What the exercise asks:
For the records below, say how many lines contain the string "this". Give the number only.

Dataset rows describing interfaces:
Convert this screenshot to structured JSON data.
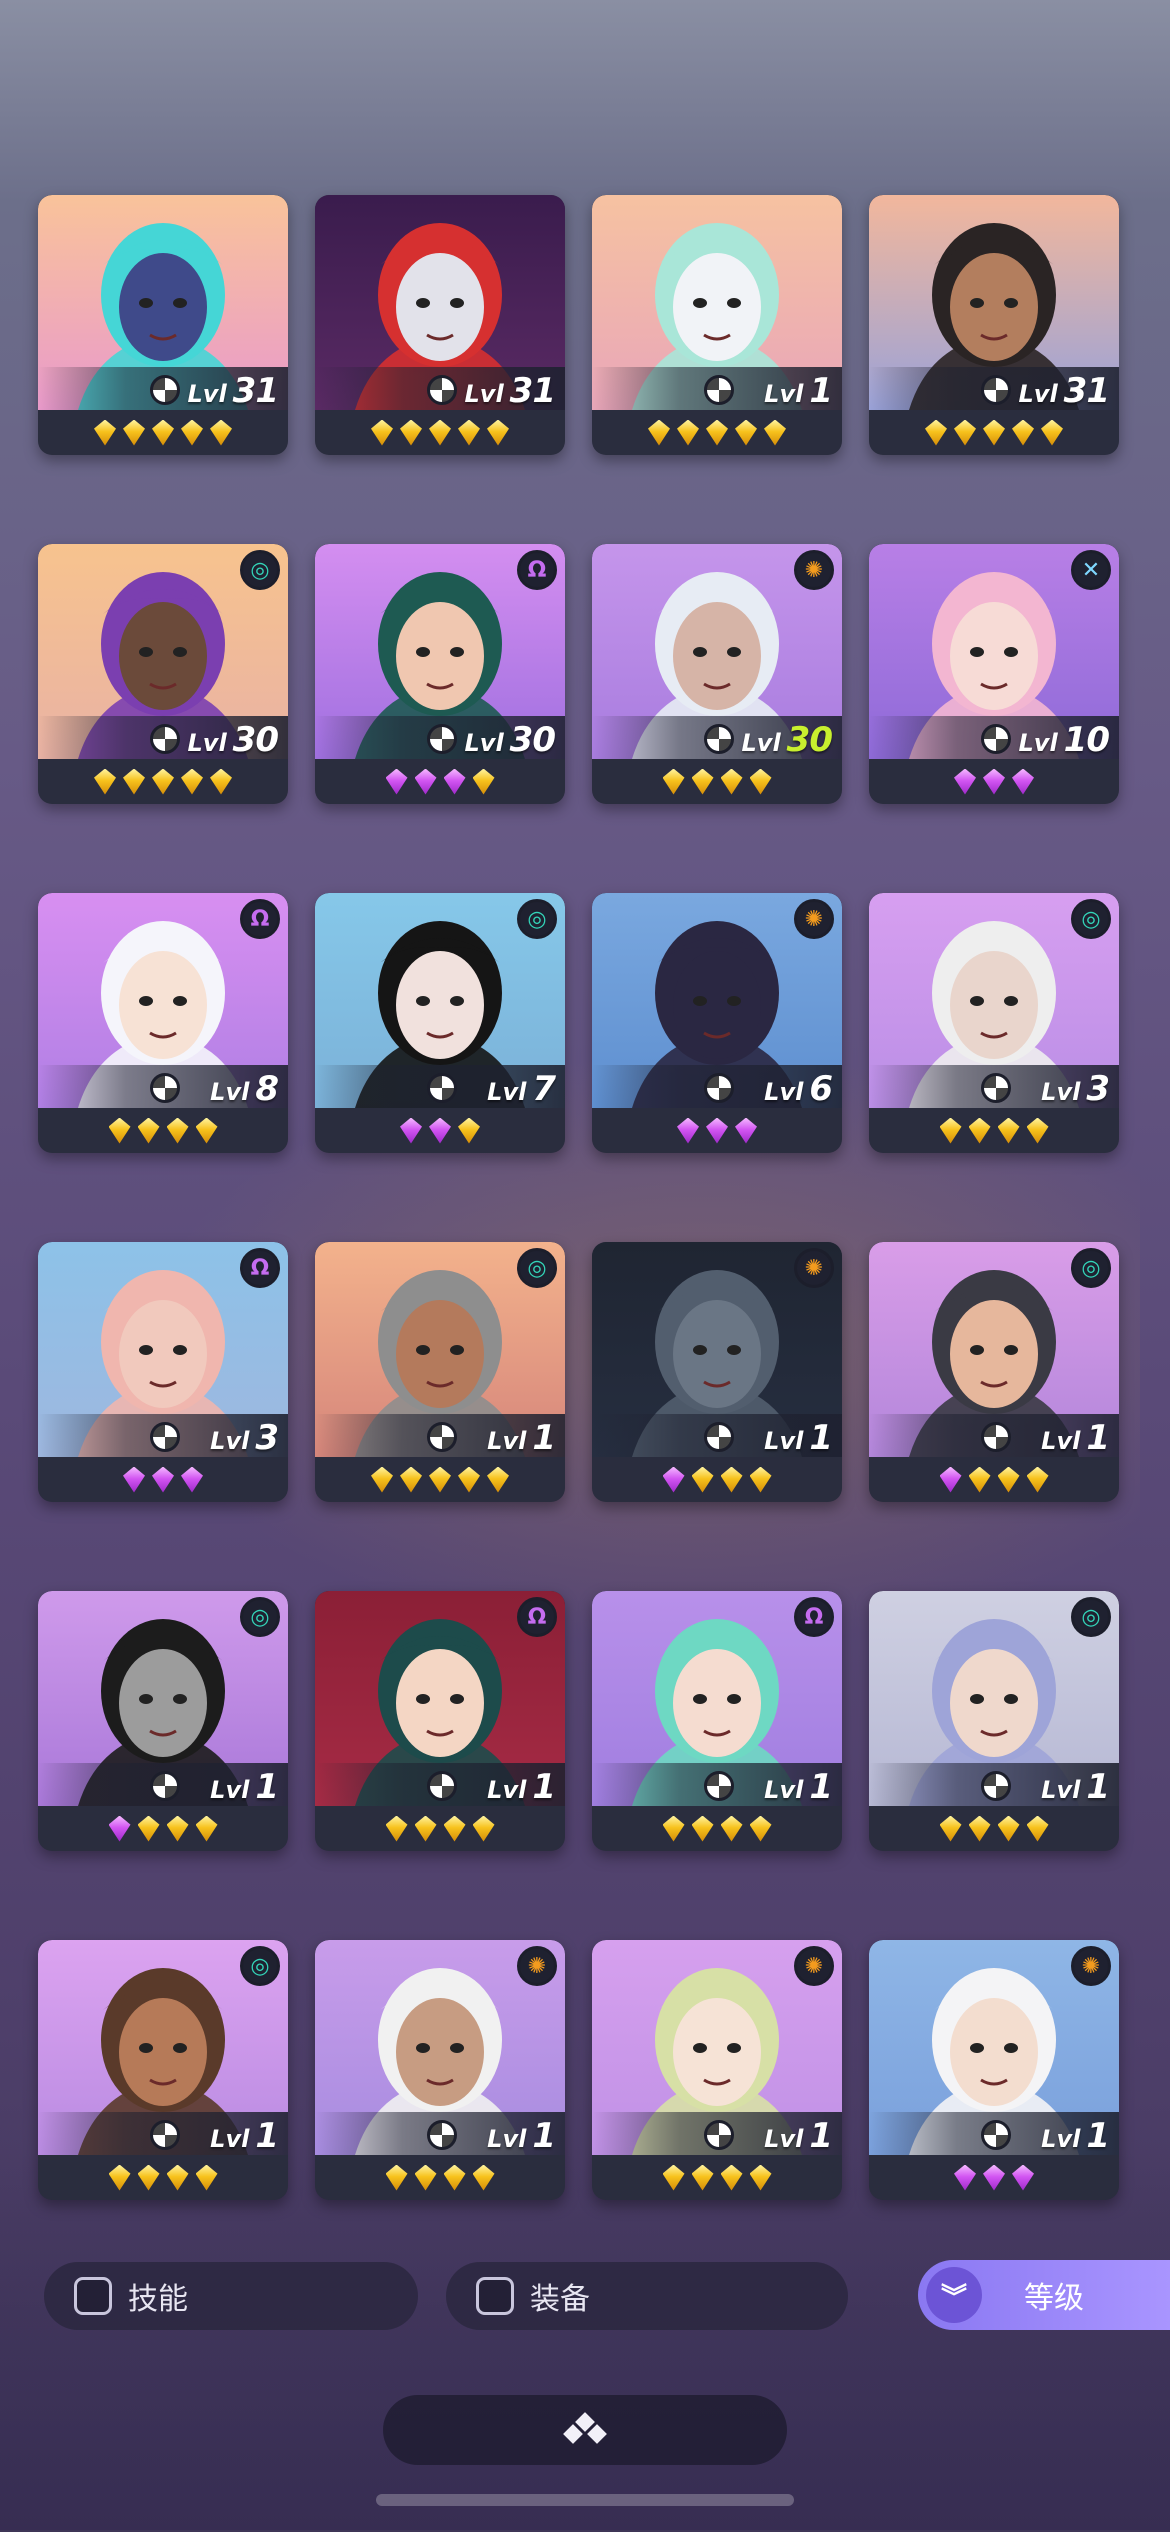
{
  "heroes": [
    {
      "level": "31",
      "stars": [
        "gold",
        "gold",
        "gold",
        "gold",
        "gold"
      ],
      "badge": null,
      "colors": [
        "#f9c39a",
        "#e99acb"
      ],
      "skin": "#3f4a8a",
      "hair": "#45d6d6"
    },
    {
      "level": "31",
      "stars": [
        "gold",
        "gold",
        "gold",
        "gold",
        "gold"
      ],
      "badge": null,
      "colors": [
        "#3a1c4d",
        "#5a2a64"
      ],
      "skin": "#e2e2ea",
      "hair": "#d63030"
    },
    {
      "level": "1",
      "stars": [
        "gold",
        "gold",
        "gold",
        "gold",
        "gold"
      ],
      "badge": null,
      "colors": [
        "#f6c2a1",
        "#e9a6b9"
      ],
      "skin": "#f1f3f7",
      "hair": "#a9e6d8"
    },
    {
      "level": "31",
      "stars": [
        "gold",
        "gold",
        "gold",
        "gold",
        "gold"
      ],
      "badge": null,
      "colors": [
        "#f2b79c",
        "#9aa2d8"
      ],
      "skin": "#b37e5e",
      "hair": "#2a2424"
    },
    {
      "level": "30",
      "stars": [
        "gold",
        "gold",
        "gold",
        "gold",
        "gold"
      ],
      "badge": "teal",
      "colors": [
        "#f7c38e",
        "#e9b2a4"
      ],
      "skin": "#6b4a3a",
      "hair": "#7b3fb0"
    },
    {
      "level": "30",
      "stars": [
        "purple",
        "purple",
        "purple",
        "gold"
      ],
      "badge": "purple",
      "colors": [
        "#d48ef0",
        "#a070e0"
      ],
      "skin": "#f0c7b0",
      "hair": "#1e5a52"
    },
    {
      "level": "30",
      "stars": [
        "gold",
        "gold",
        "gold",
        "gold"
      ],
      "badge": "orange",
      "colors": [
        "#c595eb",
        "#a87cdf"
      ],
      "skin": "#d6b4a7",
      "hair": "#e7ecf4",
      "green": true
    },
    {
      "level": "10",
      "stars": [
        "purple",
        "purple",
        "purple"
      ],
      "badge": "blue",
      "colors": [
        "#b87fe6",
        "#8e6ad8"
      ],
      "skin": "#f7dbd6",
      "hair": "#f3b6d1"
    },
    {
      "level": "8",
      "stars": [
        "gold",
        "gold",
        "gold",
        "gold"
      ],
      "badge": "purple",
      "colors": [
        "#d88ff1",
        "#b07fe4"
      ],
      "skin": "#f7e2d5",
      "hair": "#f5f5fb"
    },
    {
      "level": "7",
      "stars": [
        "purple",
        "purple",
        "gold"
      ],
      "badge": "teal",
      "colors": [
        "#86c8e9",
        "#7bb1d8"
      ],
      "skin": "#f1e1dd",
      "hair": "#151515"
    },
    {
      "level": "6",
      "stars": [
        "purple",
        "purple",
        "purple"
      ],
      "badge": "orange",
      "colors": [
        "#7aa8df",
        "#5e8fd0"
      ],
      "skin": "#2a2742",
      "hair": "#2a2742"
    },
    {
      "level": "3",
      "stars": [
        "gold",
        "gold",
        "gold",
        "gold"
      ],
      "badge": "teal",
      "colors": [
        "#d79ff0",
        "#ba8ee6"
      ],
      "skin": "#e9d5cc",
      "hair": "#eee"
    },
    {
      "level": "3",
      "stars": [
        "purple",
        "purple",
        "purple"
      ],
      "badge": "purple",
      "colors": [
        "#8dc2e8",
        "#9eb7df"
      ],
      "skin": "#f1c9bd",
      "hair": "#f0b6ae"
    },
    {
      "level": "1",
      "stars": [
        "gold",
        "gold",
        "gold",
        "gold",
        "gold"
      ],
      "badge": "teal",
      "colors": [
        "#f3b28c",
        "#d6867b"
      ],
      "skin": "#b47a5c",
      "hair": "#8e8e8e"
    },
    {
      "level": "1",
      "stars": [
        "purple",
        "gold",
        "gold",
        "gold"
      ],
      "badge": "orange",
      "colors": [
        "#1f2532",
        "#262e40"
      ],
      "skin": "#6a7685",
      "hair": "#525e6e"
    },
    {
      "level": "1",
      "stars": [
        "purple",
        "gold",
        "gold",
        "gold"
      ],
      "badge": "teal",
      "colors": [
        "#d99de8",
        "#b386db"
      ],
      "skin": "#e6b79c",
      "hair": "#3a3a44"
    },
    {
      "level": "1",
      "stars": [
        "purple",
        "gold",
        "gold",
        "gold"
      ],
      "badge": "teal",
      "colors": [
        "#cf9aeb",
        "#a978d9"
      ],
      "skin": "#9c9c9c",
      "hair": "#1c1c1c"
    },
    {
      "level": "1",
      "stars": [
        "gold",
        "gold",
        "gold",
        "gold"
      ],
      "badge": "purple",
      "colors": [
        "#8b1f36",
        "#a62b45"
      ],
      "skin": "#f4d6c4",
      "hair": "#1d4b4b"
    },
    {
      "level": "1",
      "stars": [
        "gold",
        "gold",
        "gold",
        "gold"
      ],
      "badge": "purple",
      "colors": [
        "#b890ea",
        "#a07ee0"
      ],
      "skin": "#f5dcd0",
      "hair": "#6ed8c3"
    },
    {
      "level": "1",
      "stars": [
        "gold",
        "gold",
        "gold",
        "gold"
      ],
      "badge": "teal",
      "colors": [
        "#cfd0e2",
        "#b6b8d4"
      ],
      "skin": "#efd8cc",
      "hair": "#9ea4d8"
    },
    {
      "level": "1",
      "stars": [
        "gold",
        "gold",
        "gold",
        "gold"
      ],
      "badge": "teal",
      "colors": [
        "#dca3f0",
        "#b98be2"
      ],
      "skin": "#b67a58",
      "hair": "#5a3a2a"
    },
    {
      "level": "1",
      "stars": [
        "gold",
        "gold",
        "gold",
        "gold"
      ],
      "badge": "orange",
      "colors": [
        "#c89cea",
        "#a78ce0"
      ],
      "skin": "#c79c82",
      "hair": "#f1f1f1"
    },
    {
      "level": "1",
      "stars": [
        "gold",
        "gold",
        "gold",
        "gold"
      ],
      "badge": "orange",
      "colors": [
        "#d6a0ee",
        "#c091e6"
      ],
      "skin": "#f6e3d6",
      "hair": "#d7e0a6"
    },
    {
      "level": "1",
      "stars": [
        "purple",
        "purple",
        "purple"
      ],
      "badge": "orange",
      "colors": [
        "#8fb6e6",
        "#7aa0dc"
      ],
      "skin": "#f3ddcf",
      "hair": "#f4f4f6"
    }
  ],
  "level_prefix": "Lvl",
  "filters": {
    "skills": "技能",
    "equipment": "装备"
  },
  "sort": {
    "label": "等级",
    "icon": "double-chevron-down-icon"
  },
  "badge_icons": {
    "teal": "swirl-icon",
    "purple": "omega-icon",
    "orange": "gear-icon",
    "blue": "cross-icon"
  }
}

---

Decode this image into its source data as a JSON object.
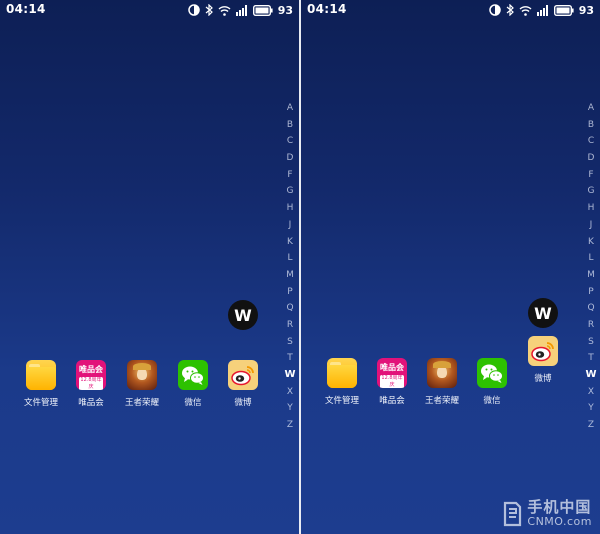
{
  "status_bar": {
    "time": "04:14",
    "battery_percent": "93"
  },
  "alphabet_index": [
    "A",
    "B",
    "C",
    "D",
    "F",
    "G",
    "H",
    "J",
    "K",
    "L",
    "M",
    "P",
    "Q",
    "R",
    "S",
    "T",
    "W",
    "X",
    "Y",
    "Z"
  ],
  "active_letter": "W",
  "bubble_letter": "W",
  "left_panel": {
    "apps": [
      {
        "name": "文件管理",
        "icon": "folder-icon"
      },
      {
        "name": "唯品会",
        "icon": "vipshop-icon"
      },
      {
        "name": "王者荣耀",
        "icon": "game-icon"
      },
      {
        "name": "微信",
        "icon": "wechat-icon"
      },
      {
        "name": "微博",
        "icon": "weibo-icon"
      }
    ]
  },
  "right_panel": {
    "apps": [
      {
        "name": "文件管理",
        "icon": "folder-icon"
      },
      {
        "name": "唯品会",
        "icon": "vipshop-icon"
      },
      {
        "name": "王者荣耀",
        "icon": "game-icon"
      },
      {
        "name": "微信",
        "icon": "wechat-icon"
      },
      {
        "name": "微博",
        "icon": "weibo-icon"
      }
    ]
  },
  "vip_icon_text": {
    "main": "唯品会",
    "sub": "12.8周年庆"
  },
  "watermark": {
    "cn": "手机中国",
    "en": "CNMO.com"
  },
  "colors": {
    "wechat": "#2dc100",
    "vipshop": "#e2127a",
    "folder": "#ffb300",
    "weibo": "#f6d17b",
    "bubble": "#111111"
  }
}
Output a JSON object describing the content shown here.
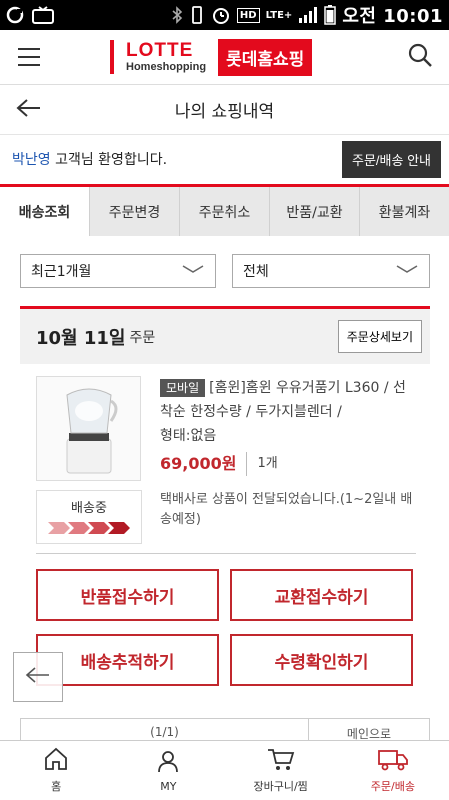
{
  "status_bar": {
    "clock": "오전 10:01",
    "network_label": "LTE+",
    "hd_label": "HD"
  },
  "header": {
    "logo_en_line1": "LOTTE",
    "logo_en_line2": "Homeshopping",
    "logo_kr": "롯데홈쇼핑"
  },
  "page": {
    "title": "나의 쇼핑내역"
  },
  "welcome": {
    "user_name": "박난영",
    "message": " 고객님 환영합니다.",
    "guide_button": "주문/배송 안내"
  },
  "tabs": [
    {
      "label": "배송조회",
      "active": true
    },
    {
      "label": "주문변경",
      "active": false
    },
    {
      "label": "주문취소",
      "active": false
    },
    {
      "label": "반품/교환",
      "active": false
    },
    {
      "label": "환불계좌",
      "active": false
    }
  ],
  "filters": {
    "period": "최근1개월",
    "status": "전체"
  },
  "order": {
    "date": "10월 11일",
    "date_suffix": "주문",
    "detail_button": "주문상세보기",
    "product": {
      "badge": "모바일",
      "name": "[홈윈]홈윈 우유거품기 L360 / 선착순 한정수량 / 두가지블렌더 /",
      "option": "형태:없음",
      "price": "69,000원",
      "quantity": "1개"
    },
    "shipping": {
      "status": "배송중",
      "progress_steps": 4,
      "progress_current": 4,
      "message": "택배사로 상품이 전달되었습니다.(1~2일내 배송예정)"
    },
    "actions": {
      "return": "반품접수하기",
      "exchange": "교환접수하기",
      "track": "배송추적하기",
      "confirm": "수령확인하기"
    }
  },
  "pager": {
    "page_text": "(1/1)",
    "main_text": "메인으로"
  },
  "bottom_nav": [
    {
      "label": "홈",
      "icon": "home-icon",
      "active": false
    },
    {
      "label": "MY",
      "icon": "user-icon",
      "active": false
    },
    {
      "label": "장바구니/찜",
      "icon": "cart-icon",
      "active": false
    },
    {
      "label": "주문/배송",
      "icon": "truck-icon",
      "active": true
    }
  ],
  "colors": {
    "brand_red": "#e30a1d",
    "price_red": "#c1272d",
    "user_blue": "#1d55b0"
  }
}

Result of the task:
2